This coconut and chicken soup I made the other day was so delicious. Both Fiorina and hubby love this soup. Double boiling is one of very common methods used in preparing soup. The soup is not cooked with direct heat, instead, water is usually a medium used in conducting the heat and slowly cook the soup. If you have hard time imagining how a double boiler looks like, the best example is the pasta cooker. The pot and its insert (without the holes on the insert) is exactly how traditional double boiler looks like. Of course it’s not easy to find traditional double boiler like that here in the U.S, however, you can set up your own by using a large wok/pot with lids. Use a glass bowl or any bowl that is safe, heat-resistant and will fit in your pot and place it inside the large wok/pot. Fill the pot with water just enough to cover 1/2 of the bowl when you put it in.
The chicken is double-boiled in coconut shell with its own coconut juice, wolfberry, ginger and the coconut meats. The results are quite spectacular. The soup is naturally sweet in taste, but not too overwhelming thanks to its coconut juice and so aromatic as it is double-boiling away. I highly recommend this soup. The original recipe calls for black chicken/silky chicken, but I just use a regular chicken. Another wonderful recipe from Relishing A Taste of Home by Pang Nyuk Yoon.
For baking/ kueh making: I highly encourage to weigh ingredients with a digital kitchen scale instead of using measuring cups as they are not very accurate especially when it comes to recipe that requires precision.GRAMS TO CUPS CONVERSION (UNSIFTED)
- 1 whole chicken/black chicken/silky chicken - chop into chunks
- 1 young coconut - available in Asian grocery store
- 1 Tbsp wolfberry fruit - soaked until soft
- 2 pieces ginger
- Some chicken stock
- Salt to taste
- Rinse chicken and cut into smaller pieces (with bone in-tact). So you may need a cleaver to get this done. Scald the chicken pieces in boiling water to get rid of the "meaty" smell
- Cut and remove the top of the coconut shell and save the top, reserve the coconut juice into a clean bowl and dig out the coconut flesh using a metal spoon
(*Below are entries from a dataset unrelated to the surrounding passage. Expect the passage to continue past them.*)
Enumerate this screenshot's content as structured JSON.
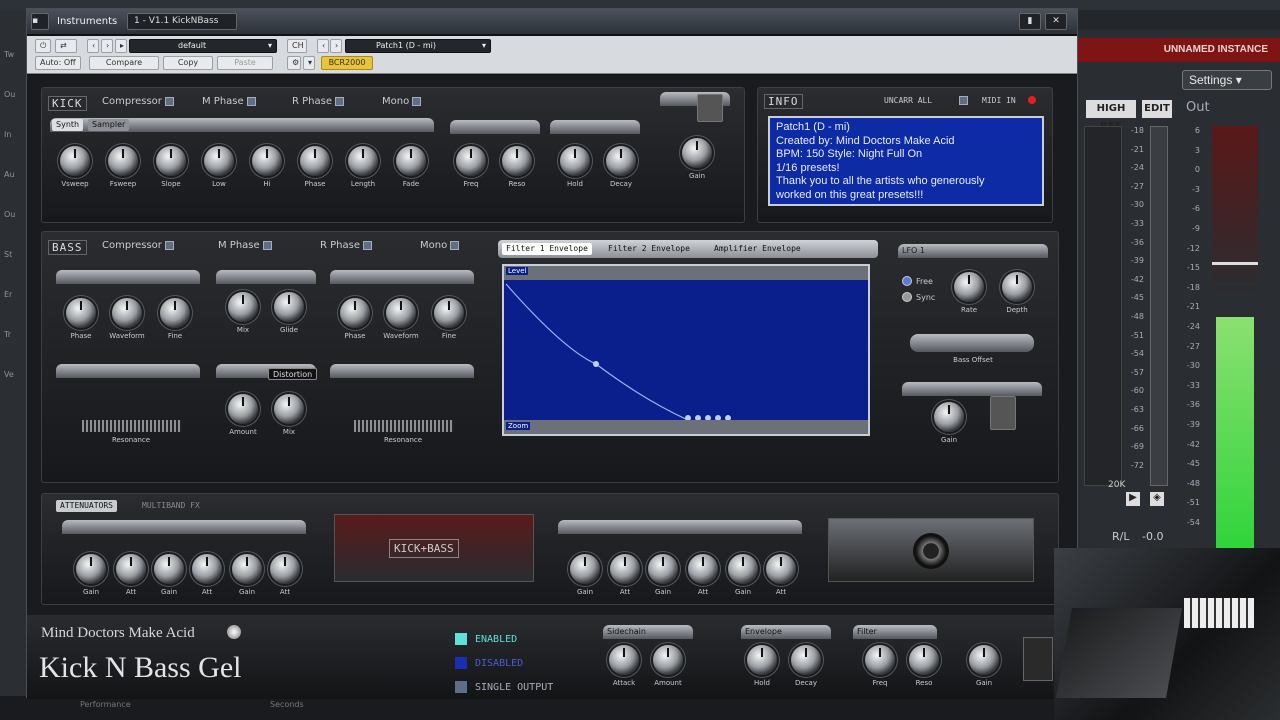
{
  "host": {
    "left_labels": [
      "Tw",
      "Ou",
      "In",
      "Au",
      "Ou",
      "St",
      "Er",
      "Tr",
      "Ve"
    ],
    "bottom_labels": [
      "Performance",
      "Seconds"
    ]
  },
  "window": {
    "tab_title": "Instruments",
    "instance_title": "1 - V1.1 KickNBass",
    "toolbar": {
      "preset_dropdown": "default",
      "auto_off": "Auto: Off",
      "compare": "Compare",
      "copy": "Copy",
      "paste": "Paste",
      "ch_label": "CH",
      "patch_dropdown": "Patch1 (D - mi)",
      "controller": "BCR2000"
    }
  },
  "kick": {
    "title": "KICK",
    "toggles": [
      "Compressor",
      "M Phase",
      "R Phase",
      "Mono"
    ],
    "tabs": [
      "Synth",
      "Sampler"
    ],
    "knobs": [
      "Vsweep",
      "Fsweep",
      "Slope",
      "Low",
      "Hi",
      "Phase",
      "Length",
      "Fade"
    ],
    "filter_knobs": [
      "Freq",
      "Reso"
    ],
    "envelope_knobs": [
      "Hold",
      "Decay"
    ],
    "gain": "Gain"
  },
  "info": {
    "title": "INFO",
    "uncarr": "UNCARR ALL",
    "midi": "MIDI IN",
    "lines": [
      "Patch1 (D - mi)",
      "Created by: Mind Doctors Make Acid",
      "BPM: 150   Style: Night Full On",
      "1/16 presets!",
      "Thank you to all the artists who generously",
      "worked on this great presets!!!"
    ]
  },
  "bass": {
    "title": "BASS",
    "toggles": [
      "Compressor",
      "M Phase",
      "R Phase",
      "Mono"
    ],
    "osc1_knobs": [
      "Phase",
      "Waveform",
      "Fine"
    ],
    "mix_knobs": [
      "Mix",
      "Glide"
    ],
    "osc2_knobs": [
      "Phase",
      "Waveform",
      "Fine"
    ],
    "filter1_label": "Resonance",
    "dist_knobs": [
      "Amount",
      "Mix"
    ],
    "dist_type": "Distortion",
    "filter2_label": "Resonance",
    "env_tabs": [
      "Filter 1 Envelope",
      "Filter 2 Envelope",
      "Amplifier Envelope"
    ],
    "env_top_label": "Level",
    "env_bottom_label": "Zoom",
    "lfo_label": "LFO 1",
    "lfo_modes": [
      "Free",
      "Sync"
    ],
    "lfo_knobs": [
      "Rate",
      "Depth"
    ],
    "bass_offset": "Bass Offset",
    "gain": "Gain"
  },
  "fx": {
    "tabs": [
      "ATTENUATORS",
      "MULTIBAND FX"
    ],
    "left_knobs": [
      "Gain",
      "Att",
      "Gain",
      "Att",
      "Gain",
      "Att"
    ],
    "right_knobs": [
      "Gain",
      "Att",
      "Gain",
      "Att",
      "Gain",
      "Att"
    ],
    "center_logo": "KICK+BASS"
  },
  "footer": {
    "brand": "Mind Doctors Make Acid",
    "product": "Kick N Bass Gel",
    "status": [
      "ENABLED",
      "DISABLED",
      "SINGLE OUTPUT"
    ],
    "knobs": [
      "Attack",
      "Amount",
      "Hold",
      "Decay",
      "Freq",
      "Reso",
      "Gain"
    ],
    "section_labels": [
      "Sidechain",
      "Envelope",
      "Filter"
    ]
  },
  "rightpanel": {
    "instance": "UNNAMED INSTANCE",
    "settings": "Settings",
    "high_res": "HIGH RES",
    "edit": "EDIT",
    "out": "Out",
    "left_scale": [
      "-18",
      "-21",
      "-24",
      "-27",
      "-30",
      "-33",
      "-36",
      "-39",
      "-42",
      "-45",
      "-48",
      "-51",
      "-54",
      "-57",
      "-60",
      "-63",
      "-66",
      "-69",
      "-72"
    ],
    "right_scale": [
      "6",
      "3",
      "0",
      "-3",
      "-6",
      "-9",
      "-12",
      "-15",
      "-18",
      "-21",
      "-24",
      "-27",
      "-30",
      "-33",
      "-36",
      "-39",
      "-42",
      "-45",
      "-48",
      "-51",
      "-54"
    ],
    "bottom_left": "20K",
    "pan": "R/L",
    "db": "-0.0",
    "level_fraction": 0.55,
    "accent": "#7e1414",
    "meter_color": "#2fd43a"
  }
}
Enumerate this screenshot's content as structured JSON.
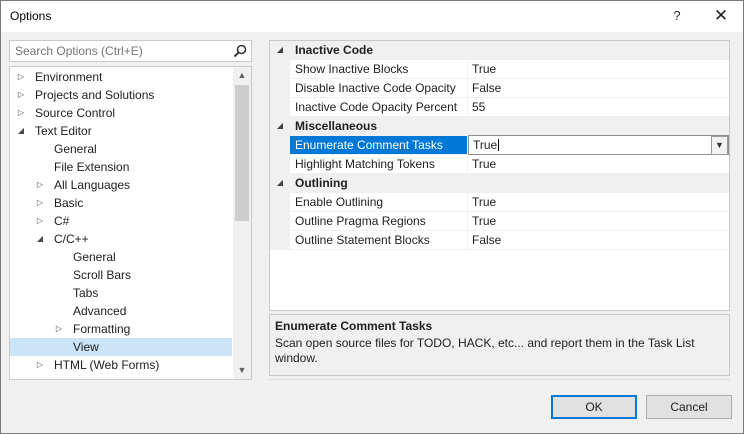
{
  "window": {
    "title": "Options",
    "help_label": "?",
    "close_label": "✕"
  },
  "search": {
    "placeholder": "Search Options (Ctrl+E)"
  },
  "tree": {
    "items": [
      {
        "label": "Environment",
        "level": 0,
        "expander": "collapsed"
      },
      {
        "label": "Projects and Solutions",
        "level": 0,
        "expander": "collapsed"
      },
      {
        "label": "Source Control",
        "level": 0,
        "expander": "collapsed"
      },
      {
        "label": "Text Editor",
        "level": 0,
        "expander": "expanded"
      },
      {
        "label": "General",
        "level": 1,
        "expander": "none"
      },
      {
        "label": "File Extension",
        "level": 1,
        "expander": "none"
      },
      {
        "label": "All Languages",
        "level": 1,
        "expander": "collapsed"
      },
      {
        "label": "Basic",
        "level": 1,
        "expander": "collapsed"
      },
      {
        "label": "C#",
        "level": 1,
        "expander": "collapsed"
      },
      {
        "label": "C/C++",
        "level": 1,
        "expander": "expanded"
      },
      {
        "label": "General",
        "level": 2,
        "expander": "none"
      },
      {
        "label": "Scroll Bars",
        "level": 2,
        "expander": "none"
      },
      {
        "label": "Tabs",
        "level": 2,
        "expander": "none"
      },
      {
        "label": "Advanced",
        "level": 2,
        "expander": "none"
      },
      {
        "label": "Formatting",
        "level": 2,
        "expander": "collapsed"
      },
      {
        "label": "View",
        "level": 2,
        "expander": "none",
        "selected": true
      },
      {
        "label": "HTML (Web Forms)",
        "level": 1,
        "expander": "collapsed"
      }
    ]
  },
  "grid": {
    "rows": [
      {
        "type": "category",
        "label": "Inactive Code"
      },
      {
        "type": "prop",
        "name": "Show Inactive Blocks",
        "value": "True"
      },
      {
        "type": "prop",
        "name": "Disable Inactive Code Opacity",
        "value": "False"
      },
      {
        "type": "prop",
        "name": "Inactive Code Opacity Percent",
        "value": "55"
      },
      {
        "type": "category",
        "label": "Miscellaneous"
      },
      {
        "type": "prop",
        "name": "Enumerate Comment Tasks",
        "value": "True",
        "selected": true
      },
      {
        "type": "prop",
        "name": "Highlight Matching Tokens",
        "value": "True"
      },
      {
        "type": "category",
        "label": "Outlining"
      },
      {
        "type": "prop",
        "name": "Enable Outlining",
        "value": "True"
      },
      {
        "type": "prop",
        "name": "Outline Pragma Regions",
        "value": "True"
      },
      {
        "type": "prop",
        "name": "Outline Statement Blocks",
        "value": "False"
      }
    ]
  },
  "description": {
    "title": "Enumerate Comment Tasks",
    "text": "Scan open source files for TODO, HACK, etc... and report them in the Task List window."
  },
  "buttons": {
    "ok": "OK",
    "cancel": "Cancel"
  },
  "colors": {
    "accent": "#0078d7",
    "tree_selection": "#cce4f7",
    "background": "#f0f0f0"
  }
}
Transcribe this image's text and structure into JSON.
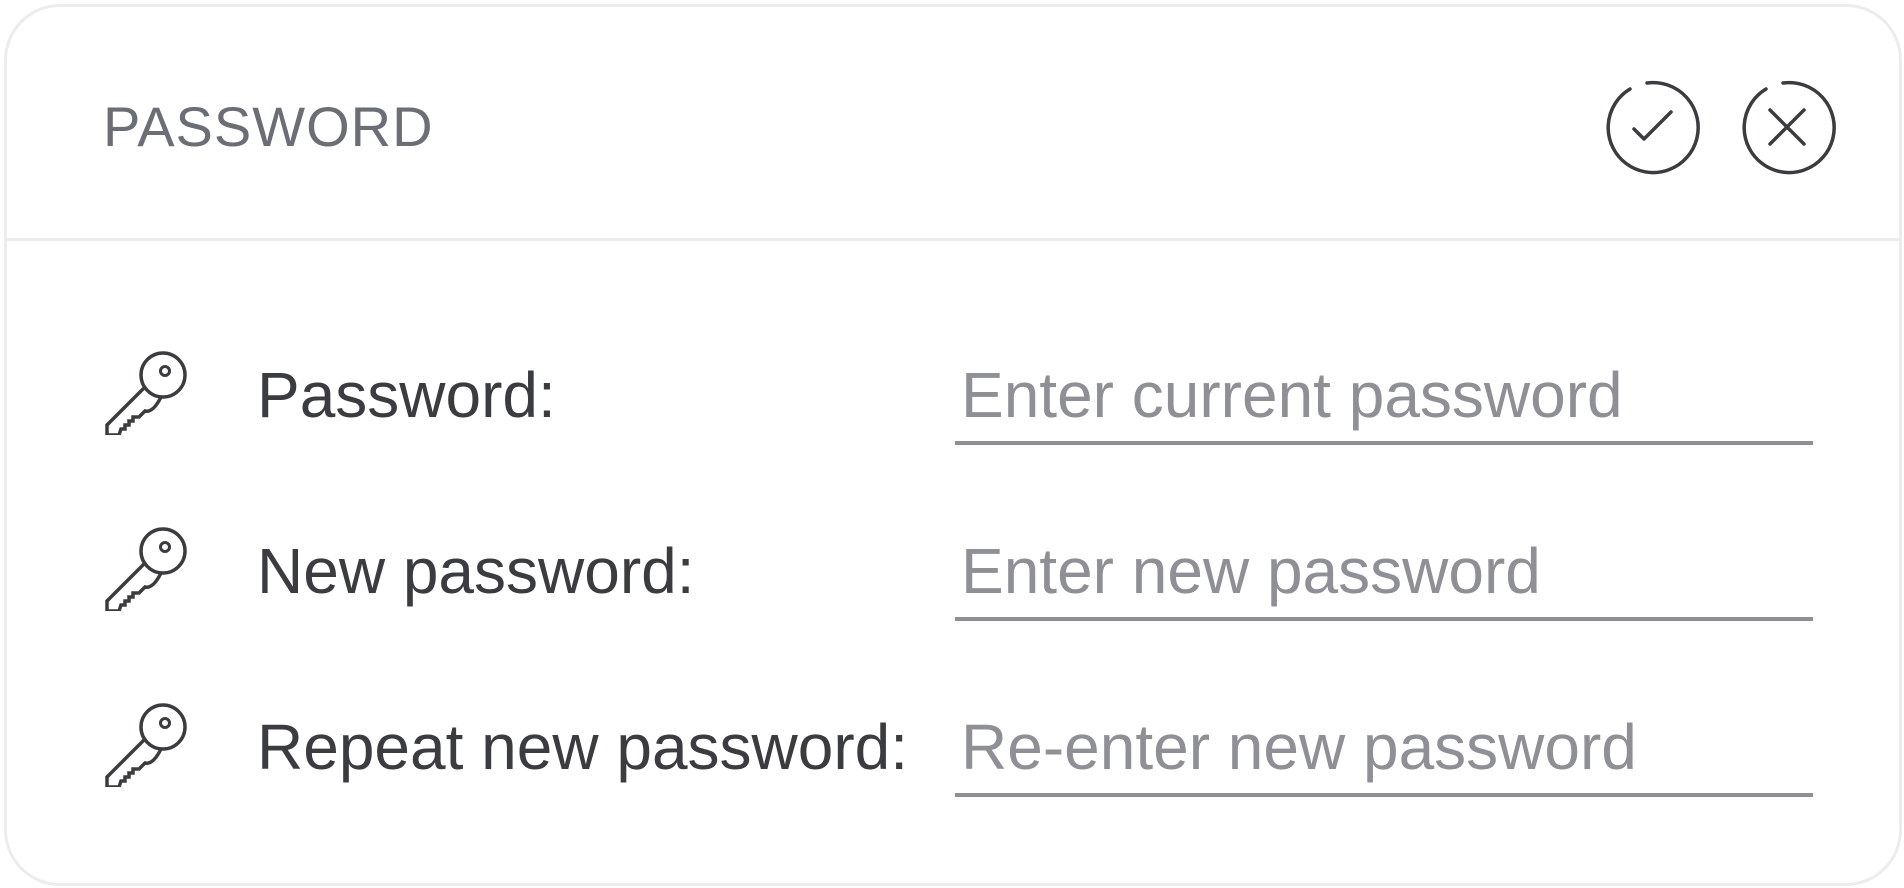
{
  "dialog": {
    "title": "PASSWORD",
    "confirm_icon": "check-circle-icon",
    "close_icon": "close-circle-icon"
  },
  "fields": [
    {
      "icon": "key-icon",
      "label": "Password:",
      "value": "",
      "placeholder": "Enter current password"
    },
    {
      "icon": "key-icon",
      "label": "New password:",
      "value": "",
      "placeholder": "Enter new password"
    },
    {
      "icon": "key-icon",
      "label": "Repeat new password:",
      "value": "",
      "placeholder": "Re-enter new password"
    }
  ],
  "colors": {
    "text": "#3b3c40",
    "title": "#6b6e74",
    "placeholder": "#8e9096",
    "border": "#ececec",
    "underline": "#8e9095"
  }
}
- Place the chicken, wolfberry and ginger into the coconut. Add the coconut juice and top up with chicken stock (Not way too full though. You may need more or less depending on the size of the coconut you have). Place the top of the coconut shell you cut earlier back on top of the coconut and double-boil for 2 1/2 hours
- After 2 hours of double-boiling, add coconut flesh into the coconut and season with salt and taste and add more salt if needed. Serve immediately